Task objective:
Line by line, please look for the word "about" in the following records, then copy each line you find it in.

Given information:
□ □ □ □ □ □ □

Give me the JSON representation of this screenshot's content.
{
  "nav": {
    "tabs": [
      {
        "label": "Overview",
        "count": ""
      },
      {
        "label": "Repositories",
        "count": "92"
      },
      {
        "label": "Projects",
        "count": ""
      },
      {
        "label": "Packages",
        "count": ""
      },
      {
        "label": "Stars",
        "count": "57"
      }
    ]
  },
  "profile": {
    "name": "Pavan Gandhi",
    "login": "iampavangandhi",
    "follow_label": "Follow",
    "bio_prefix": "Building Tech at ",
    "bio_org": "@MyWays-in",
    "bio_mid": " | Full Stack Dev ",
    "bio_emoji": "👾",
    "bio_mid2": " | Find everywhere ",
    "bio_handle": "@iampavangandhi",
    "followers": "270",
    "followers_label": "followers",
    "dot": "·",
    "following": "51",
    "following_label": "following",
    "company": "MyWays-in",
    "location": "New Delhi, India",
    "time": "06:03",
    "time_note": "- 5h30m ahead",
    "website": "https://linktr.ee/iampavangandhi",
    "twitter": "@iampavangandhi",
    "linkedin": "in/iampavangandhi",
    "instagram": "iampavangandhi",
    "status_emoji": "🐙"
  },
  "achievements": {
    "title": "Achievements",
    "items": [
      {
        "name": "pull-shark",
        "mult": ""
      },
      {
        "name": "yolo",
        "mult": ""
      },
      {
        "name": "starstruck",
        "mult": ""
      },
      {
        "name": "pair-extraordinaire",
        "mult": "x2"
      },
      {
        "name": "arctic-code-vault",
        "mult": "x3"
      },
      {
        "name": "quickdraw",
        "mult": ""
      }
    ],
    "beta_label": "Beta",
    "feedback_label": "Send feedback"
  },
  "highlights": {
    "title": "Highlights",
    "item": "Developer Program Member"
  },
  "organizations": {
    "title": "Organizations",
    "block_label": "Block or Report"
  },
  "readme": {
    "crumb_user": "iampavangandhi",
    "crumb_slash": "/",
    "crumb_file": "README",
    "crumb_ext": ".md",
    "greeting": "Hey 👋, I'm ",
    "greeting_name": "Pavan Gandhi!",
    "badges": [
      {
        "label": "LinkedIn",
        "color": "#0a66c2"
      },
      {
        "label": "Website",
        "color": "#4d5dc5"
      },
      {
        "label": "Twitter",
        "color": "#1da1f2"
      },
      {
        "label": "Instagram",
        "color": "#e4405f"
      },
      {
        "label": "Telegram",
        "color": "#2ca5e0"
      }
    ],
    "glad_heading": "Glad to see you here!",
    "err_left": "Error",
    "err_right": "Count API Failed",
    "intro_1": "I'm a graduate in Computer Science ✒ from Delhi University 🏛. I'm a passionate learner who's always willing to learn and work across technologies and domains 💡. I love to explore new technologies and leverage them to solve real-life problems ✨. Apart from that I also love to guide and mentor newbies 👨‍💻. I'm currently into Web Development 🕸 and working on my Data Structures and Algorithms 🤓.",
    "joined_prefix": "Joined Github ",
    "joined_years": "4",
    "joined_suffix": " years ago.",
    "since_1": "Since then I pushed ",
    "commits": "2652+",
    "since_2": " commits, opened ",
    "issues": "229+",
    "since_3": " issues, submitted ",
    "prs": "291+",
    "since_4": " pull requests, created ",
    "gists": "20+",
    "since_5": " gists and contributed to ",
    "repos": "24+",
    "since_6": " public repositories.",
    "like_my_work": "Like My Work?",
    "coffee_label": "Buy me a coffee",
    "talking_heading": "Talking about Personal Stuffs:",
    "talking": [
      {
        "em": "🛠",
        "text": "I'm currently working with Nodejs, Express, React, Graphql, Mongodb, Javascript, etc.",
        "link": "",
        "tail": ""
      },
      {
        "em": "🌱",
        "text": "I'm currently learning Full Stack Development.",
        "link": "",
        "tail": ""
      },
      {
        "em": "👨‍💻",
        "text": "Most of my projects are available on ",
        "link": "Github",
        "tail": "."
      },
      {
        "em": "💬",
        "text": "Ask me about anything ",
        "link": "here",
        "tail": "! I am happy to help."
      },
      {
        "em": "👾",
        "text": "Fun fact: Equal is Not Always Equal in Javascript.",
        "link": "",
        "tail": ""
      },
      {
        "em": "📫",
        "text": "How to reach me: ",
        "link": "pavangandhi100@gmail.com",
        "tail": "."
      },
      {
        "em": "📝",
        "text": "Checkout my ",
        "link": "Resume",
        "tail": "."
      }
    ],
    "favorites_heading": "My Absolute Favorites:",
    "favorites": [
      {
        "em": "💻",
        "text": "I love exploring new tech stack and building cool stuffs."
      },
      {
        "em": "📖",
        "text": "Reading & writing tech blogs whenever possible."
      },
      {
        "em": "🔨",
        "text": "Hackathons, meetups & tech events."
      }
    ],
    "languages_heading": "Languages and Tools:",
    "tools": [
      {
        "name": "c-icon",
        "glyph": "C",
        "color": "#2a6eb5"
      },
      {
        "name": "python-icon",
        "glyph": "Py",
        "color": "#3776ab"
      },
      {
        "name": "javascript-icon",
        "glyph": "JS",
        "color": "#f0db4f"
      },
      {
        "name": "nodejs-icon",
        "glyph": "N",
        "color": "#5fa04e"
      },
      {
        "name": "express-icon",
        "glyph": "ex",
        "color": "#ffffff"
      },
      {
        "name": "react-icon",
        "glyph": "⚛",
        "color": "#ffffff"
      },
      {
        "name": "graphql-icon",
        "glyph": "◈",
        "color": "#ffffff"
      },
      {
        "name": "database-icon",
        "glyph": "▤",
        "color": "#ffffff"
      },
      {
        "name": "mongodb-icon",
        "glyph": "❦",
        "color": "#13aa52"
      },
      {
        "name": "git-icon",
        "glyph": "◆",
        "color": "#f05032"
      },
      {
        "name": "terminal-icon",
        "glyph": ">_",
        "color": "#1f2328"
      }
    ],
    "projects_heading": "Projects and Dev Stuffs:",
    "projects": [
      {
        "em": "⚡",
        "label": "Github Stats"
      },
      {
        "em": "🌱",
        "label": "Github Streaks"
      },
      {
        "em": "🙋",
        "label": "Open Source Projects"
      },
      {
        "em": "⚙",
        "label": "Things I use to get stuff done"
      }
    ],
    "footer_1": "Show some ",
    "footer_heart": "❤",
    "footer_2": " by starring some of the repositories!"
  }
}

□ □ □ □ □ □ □

Final answer:
    "talking_heading": "Talking about Personal Stuffs:",
        "text": "Ask me about anything ",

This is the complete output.